Tertullian spoke about abortion all those years ago when he said: "We may not destroy even the fetus in the womb. To hinder a birth is merely a speedier man-killing; nor does matter whether you take away a life that is born, or destroy one that is coming to birth."
By the year 200 Christianity existed throughout the Roman Empire—from Britain to Africa—despite the fact that being a Believer often was a death sentence.
303 was the year the killings of Christians reached its apex. The Emperor Diocletian ordered that all Christian Scripture be burned; all their churches be destroyed; their property confiscated; and any confessing Christians be killed or made into slaves. He had so many Christians arrested that he had to release thousands of real criminals because of prison overcrowding. All Christians had to do to escape these punishments was say that they did not believe Jesus was resurrected. But very few did. Most went to martyrdom peacefully.
It must be pointed out that this is in no way related to the current trend of Islamic martyrs who blow up buses full of women and children. These Christians had not killed or harmed anyone. They were willing to die gruesome deaths solely for believing Jesus Christ had risen from the dead. These martyrs in fact were a leading cause of the conversion of millions of people. Those who witnessed these public executions of Christians were moved to the core of their being by the countenance of these martyrs, willing to die rather than renounce Jesus.
Origen (185-254) was a scholar from Alexandria (Egypt), who said "I desire to be, and to be called, A Christian, in my works as in my thoughts."
Origen taught that history contains deep spiritual Truths; that Christian Scripture is not merely written by men but is divinely inspired; and that Christianity is a complete theory of the universe. He wrote that this temporal life exists alongside an eternal world of much greater significance.
Origen said that some people will only experience this world through their senses; but that it is possible for humankind to pierce this veil and perceive God and His plans for humanity.
Freedom of will was an important part of his theology—that God made us free to choose His way or the Highway to Hell. Origen taught that Jesus was God walking the Earth and that God would inhabit us, too, through His Holy Spirit, if we invited Him to do so.

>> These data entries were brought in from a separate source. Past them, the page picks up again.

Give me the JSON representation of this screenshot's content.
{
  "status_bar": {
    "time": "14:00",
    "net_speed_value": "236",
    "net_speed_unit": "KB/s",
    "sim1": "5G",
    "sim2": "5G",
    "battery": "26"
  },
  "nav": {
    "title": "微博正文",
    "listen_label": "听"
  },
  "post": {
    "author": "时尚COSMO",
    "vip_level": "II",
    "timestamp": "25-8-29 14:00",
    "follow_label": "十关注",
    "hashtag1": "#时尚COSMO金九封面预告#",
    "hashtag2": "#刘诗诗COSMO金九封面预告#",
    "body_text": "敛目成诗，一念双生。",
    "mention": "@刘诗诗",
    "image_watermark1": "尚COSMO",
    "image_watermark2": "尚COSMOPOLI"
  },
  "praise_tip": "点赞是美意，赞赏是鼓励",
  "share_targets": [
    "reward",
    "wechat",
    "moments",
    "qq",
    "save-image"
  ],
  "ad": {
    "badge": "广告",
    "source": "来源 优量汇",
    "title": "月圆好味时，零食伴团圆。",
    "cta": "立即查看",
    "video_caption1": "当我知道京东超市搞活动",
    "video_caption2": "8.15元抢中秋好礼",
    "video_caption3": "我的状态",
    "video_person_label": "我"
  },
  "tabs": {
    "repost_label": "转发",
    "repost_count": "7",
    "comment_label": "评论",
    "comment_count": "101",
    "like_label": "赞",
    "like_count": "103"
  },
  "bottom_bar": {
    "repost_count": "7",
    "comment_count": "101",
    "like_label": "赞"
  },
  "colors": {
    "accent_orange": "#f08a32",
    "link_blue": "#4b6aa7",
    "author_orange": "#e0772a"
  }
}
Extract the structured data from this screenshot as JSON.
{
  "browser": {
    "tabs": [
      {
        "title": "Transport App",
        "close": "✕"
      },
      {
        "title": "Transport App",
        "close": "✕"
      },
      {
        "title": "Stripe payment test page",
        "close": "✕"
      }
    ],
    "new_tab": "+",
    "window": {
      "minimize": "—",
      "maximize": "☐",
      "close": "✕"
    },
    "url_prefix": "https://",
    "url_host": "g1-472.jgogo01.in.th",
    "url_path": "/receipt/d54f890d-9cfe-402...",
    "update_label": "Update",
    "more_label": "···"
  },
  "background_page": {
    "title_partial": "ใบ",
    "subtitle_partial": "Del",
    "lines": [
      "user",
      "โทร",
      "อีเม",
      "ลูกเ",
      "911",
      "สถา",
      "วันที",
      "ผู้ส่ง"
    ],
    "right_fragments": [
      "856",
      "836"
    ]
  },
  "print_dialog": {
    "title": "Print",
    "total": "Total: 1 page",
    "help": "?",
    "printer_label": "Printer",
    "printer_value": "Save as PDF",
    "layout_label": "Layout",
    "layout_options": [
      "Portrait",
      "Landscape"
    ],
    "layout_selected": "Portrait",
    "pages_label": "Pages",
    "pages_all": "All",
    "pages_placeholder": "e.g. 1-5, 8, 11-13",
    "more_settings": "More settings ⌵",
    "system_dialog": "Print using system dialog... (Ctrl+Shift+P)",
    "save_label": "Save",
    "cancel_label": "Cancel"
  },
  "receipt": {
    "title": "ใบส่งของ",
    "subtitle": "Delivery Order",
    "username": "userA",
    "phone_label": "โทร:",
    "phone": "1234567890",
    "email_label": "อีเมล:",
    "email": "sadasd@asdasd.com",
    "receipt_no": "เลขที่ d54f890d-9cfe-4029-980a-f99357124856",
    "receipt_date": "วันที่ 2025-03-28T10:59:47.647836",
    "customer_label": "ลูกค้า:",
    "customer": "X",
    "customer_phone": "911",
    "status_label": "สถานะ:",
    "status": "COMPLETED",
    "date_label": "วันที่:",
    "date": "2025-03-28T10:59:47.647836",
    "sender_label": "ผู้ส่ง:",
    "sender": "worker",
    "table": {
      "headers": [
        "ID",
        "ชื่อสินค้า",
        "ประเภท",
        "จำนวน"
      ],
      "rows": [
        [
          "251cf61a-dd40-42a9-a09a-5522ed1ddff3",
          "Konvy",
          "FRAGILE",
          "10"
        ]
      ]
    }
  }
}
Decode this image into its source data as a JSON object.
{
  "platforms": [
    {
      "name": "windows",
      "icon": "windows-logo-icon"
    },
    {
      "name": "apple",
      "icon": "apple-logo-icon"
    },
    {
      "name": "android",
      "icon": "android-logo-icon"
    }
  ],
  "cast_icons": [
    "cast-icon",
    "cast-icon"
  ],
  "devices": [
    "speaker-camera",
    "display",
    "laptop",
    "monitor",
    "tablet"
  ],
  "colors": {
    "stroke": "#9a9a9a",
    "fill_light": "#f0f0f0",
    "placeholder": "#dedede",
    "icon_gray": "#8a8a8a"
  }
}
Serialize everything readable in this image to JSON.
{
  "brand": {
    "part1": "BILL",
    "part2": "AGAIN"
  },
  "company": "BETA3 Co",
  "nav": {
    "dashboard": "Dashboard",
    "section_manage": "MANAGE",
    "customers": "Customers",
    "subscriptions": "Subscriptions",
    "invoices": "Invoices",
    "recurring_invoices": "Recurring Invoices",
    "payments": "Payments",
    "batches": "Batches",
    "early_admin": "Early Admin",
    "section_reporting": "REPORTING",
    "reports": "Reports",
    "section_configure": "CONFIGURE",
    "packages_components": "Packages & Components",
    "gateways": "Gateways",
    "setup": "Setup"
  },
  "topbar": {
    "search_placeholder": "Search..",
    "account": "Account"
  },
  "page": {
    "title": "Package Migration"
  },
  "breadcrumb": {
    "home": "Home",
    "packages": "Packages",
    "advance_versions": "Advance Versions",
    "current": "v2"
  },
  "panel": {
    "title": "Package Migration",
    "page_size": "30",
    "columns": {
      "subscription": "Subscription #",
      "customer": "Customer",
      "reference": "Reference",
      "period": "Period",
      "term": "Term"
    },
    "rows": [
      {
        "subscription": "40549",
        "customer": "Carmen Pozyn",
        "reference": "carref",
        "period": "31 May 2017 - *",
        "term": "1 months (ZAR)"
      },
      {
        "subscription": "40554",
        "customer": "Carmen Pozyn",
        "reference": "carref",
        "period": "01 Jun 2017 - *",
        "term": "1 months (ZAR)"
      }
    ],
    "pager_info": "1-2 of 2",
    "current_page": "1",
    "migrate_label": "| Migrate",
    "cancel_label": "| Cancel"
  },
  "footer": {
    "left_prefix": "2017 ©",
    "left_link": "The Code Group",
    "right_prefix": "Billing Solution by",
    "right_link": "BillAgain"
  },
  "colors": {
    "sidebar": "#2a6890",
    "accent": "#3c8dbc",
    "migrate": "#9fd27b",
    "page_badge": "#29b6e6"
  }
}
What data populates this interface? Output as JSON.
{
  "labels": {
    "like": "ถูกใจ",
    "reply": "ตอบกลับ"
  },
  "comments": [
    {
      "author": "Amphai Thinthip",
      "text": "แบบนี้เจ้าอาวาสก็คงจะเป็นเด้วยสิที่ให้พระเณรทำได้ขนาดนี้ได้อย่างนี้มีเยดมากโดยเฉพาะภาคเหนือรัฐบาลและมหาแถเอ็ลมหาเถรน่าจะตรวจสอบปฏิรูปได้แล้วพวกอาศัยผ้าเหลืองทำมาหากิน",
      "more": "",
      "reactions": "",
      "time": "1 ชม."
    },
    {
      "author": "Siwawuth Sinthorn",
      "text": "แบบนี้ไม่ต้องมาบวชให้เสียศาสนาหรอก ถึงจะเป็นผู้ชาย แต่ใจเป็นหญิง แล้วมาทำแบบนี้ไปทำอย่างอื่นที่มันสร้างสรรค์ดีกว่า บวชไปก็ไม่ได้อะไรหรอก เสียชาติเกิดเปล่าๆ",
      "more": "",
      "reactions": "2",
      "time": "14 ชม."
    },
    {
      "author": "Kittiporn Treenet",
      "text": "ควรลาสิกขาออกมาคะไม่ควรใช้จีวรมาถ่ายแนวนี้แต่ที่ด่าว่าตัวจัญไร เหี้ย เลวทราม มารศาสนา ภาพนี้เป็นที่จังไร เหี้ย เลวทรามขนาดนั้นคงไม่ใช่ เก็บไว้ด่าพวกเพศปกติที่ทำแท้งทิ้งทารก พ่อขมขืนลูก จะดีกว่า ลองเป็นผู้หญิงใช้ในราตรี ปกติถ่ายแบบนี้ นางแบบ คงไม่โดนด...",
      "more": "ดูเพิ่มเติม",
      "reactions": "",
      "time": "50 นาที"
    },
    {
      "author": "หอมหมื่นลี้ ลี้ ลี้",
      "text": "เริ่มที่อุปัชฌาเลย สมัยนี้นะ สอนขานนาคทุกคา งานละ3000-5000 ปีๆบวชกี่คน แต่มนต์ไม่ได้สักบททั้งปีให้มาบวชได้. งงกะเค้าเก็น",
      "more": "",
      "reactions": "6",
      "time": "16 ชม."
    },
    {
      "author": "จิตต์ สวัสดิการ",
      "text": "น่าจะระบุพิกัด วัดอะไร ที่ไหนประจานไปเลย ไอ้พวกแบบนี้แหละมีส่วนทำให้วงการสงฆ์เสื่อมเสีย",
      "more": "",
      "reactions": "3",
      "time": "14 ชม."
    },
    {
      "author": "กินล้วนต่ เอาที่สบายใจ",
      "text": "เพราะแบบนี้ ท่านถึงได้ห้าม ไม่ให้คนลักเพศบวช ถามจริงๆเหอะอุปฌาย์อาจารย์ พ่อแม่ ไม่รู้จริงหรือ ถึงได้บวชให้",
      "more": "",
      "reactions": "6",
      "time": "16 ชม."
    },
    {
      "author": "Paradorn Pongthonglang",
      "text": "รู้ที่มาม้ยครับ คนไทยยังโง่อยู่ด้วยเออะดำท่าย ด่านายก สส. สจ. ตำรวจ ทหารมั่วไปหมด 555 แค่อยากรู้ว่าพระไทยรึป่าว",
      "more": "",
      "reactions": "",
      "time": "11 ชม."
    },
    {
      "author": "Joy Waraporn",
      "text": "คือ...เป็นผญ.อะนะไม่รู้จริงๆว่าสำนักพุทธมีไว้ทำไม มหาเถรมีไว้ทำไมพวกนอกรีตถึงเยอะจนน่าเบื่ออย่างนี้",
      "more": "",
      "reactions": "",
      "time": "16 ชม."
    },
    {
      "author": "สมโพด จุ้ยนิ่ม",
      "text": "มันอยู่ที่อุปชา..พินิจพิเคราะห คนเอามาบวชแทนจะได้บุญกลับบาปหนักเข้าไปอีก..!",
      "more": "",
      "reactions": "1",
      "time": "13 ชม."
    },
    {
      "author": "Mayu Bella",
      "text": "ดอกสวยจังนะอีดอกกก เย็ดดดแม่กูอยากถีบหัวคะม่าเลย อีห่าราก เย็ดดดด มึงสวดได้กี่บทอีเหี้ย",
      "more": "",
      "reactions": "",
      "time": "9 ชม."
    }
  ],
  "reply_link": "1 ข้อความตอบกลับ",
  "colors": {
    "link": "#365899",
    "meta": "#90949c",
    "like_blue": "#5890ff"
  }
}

Origen debated the Atheists of his day. Speaking of Creation he said: "I cannot understand how so many distinguished men have been of the opinion that matter was uncreated; thinking that so great a work as the universe could exist without an architect or an overseer."
Who Do You Say I Am?
By 300 AD, the basic Doctrines of Christianity were in place that still are believed today. Doctrine simply means what a follower of Jesus Christ believes, teaches, and confesses as the Word of God. Christian Traditions are the living Faith of the dead. These basic doctrines include that Jesus broke the power of demons and ushered in a new age of divine judgment, grace, and mercy; that adult Baptism was a powerful public sign that one was committed to the Faith; that renunciation of one's past sinful life was required to be "born again"; and that we must obey—and teach others—the commands of Jesus. Another central doctrine was and is that Believers will be resurrected from the dead after this life, and live forever with Jesus and His Father in Heaven. In other words, that Jesus offers Salvation and that He is the Savior of humanity, for all of those who perceive Him and follow Him. It is a Promise of forgiveness of our sins (the many times we have missed the mark).
People Just Like Us
Just think if YOU had an executioner's sword pressed against your neck and all you had to do was say you did not believe in the resurrection of Jesus from the dead to save yourself from death.
Let us not countenance those who today discount the convictions of these early Christians, who were, after all, people just like us.